Items listed in a dataset:
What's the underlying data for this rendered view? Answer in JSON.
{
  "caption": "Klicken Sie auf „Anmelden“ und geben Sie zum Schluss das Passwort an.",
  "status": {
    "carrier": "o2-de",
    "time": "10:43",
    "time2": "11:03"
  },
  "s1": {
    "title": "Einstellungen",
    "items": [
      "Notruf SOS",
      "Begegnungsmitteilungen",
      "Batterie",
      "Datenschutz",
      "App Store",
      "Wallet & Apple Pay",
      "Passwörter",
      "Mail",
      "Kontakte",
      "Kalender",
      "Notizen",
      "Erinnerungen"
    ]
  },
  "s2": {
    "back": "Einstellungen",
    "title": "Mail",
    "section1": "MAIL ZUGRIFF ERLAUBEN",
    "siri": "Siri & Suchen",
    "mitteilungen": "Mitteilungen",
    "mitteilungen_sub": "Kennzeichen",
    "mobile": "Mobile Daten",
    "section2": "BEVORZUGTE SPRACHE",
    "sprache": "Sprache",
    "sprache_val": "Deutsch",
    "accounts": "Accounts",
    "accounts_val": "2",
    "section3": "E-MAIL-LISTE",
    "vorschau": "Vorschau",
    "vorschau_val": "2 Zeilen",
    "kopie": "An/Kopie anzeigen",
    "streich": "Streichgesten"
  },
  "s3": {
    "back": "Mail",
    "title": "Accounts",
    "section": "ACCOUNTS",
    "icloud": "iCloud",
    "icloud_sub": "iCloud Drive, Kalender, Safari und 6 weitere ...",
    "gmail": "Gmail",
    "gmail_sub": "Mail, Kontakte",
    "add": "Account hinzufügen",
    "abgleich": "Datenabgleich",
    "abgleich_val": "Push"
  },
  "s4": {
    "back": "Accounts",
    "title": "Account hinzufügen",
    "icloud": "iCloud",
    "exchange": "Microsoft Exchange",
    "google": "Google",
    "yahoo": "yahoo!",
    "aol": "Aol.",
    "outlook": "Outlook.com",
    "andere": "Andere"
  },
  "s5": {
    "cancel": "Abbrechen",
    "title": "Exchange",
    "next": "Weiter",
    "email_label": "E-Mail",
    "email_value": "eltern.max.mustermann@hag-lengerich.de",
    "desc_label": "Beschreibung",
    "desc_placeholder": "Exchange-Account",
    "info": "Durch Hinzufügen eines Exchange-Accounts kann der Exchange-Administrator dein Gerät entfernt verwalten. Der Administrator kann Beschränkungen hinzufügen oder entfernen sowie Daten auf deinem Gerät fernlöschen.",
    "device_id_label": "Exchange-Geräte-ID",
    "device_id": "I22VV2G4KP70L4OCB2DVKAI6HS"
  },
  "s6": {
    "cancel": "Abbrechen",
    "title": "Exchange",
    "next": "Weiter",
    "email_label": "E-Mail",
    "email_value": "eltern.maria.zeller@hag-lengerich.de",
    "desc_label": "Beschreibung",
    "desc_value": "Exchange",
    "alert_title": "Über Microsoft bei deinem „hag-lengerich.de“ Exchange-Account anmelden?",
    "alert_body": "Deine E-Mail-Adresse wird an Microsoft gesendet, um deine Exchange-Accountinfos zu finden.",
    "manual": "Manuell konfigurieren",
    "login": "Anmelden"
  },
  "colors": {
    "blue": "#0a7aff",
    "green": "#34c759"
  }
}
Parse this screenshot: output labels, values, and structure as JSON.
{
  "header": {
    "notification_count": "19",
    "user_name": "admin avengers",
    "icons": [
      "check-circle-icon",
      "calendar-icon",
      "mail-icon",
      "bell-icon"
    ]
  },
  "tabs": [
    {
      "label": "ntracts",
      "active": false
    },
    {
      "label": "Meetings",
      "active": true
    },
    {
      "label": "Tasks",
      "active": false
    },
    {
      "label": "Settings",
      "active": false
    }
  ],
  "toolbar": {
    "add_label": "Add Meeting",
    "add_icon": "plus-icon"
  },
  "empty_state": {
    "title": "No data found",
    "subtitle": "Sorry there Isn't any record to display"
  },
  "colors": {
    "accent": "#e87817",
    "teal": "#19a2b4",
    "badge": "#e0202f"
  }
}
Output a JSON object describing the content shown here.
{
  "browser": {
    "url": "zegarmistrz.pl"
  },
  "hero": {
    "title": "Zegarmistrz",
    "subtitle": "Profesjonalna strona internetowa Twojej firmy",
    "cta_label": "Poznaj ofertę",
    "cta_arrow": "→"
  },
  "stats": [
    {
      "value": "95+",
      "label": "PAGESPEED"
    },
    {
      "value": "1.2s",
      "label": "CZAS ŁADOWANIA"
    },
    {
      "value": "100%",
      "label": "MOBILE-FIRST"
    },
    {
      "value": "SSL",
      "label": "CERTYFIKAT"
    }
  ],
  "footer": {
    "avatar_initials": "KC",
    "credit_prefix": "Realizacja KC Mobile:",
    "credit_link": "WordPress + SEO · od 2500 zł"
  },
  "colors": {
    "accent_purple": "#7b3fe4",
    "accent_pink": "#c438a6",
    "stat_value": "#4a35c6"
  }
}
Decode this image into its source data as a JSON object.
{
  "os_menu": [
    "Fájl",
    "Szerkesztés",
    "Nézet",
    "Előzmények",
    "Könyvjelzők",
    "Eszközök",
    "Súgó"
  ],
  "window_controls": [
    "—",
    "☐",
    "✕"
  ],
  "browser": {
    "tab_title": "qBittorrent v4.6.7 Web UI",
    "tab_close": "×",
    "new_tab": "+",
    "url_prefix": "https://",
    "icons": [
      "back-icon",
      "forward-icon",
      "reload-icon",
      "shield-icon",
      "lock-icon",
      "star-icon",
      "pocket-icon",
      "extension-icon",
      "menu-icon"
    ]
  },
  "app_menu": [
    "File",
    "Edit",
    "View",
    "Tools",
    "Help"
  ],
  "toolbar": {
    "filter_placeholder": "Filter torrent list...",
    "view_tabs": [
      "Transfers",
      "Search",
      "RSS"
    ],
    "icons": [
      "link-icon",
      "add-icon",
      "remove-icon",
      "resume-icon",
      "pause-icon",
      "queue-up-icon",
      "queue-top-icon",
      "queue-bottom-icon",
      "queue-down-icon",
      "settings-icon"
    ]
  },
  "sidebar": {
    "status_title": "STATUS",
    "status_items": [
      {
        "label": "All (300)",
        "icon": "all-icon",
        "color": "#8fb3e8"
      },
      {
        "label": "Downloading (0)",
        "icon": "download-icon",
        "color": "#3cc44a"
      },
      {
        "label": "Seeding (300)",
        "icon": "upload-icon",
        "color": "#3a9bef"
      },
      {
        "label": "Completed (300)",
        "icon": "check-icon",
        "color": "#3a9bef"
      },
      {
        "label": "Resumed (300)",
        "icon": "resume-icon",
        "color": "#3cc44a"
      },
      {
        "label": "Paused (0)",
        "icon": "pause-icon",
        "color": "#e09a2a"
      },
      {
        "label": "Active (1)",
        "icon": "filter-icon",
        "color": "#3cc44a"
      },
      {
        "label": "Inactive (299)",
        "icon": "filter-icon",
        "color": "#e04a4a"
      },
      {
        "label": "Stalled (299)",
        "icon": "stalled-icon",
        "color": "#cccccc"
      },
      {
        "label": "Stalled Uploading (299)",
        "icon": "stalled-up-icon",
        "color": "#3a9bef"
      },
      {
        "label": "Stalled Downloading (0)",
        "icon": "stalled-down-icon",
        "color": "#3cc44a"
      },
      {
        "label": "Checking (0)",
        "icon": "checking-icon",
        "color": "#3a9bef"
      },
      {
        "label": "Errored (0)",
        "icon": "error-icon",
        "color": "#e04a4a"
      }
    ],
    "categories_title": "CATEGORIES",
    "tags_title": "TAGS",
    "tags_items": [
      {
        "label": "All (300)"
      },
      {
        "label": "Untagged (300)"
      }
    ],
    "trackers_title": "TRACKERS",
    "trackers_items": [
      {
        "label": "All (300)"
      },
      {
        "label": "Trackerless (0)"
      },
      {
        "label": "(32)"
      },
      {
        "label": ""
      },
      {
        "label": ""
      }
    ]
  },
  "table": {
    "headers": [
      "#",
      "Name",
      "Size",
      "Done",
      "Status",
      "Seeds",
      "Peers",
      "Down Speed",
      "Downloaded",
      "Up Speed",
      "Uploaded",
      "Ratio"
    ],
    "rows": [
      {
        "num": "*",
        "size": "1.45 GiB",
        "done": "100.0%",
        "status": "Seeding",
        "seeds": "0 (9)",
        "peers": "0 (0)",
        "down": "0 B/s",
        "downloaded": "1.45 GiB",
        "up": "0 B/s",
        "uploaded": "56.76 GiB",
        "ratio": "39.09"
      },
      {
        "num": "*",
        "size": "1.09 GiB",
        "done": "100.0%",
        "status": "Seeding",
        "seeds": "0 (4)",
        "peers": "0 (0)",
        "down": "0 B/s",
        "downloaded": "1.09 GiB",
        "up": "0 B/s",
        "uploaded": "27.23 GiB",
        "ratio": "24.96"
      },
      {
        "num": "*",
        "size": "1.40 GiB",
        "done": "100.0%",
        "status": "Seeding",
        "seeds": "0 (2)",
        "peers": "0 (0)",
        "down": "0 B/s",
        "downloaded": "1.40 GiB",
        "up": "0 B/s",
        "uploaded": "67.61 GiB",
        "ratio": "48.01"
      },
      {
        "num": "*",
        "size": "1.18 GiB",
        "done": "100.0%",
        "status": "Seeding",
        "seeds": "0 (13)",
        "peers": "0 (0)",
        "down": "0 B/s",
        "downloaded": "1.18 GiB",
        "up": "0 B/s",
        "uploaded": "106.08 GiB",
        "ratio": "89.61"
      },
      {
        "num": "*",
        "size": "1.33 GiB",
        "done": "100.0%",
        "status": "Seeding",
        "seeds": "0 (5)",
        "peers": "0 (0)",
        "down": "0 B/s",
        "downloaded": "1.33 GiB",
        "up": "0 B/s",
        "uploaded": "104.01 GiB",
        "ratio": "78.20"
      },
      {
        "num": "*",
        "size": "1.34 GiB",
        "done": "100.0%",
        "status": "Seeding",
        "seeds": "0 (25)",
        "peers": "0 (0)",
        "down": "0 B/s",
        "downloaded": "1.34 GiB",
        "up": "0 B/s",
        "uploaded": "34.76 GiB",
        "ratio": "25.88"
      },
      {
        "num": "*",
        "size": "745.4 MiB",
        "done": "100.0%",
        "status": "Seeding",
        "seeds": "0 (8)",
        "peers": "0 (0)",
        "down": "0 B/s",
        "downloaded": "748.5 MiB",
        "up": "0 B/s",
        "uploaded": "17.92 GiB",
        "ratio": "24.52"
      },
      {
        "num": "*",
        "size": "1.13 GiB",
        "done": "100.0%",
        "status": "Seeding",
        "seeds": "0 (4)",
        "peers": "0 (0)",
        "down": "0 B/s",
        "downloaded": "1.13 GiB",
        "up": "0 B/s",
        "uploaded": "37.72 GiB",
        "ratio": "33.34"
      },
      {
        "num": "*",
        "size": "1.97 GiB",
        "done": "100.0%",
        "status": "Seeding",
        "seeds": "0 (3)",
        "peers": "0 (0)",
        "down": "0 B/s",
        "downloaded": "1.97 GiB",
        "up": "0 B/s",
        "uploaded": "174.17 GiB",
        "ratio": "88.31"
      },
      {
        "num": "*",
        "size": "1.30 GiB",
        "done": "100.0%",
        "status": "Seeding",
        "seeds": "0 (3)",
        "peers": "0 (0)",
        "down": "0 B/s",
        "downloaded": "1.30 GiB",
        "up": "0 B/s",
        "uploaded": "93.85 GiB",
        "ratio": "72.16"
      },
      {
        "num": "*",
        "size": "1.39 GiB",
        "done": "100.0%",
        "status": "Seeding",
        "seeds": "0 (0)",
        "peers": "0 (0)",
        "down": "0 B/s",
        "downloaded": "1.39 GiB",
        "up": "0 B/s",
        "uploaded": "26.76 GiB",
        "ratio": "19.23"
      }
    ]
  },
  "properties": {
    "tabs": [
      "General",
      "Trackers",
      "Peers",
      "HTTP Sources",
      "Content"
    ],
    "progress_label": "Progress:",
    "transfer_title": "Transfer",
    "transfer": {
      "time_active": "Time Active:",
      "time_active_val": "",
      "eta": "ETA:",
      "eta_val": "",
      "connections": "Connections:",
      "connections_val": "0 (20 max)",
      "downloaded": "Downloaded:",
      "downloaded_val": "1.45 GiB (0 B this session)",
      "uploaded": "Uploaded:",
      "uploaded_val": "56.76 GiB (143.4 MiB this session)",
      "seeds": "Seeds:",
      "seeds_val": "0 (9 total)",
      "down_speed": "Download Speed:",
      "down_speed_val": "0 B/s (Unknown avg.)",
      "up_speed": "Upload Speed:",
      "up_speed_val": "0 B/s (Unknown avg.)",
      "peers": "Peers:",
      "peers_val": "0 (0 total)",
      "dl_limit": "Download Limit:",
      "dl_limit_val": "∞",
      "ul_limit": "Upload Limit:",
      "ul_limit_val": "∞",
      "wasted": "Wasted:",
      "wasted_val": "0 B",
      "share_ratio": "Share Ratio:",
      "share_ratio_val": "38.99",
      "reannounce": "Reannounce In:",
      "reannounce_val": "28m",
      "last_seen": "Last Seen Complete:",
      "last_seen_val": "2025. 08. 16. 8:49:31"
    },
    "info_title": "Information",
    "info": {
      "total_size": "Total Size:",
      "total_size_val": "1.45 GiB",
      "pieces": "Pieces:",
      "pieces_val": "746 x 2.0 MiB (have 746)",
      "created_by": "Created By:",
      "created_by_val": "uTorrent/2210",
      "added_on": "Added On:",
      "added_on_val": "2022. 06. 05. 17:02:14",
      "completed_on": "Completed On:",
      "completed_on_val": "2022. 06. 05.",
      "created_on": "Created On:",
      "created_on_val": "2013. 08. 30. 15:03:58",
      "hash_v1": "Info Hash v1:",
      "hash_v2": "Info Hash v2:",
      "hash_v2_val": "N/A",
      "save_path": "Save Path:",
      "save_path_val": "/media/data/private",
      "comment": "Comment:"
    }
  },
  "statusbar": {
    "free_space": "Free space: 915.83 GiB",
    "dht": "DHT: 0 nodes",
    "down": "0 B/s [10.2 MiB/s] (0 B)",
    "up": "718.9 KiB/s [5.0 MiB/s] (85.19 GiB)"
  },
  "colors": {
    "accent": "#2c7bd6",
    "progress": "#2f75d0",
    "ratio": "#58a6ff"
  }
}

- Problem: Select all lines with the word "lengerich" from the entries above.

- Reply to the exercise:
    "email_value": "eltern.max.mustermann@hag-lengerich.de",
    "email_value": "eltern.maria.zeller@hag-lengerich.de",
    "alert_title": "Über Microsoft bei deinem „hag-lengerich.de“ Exchange-Account anmelden?",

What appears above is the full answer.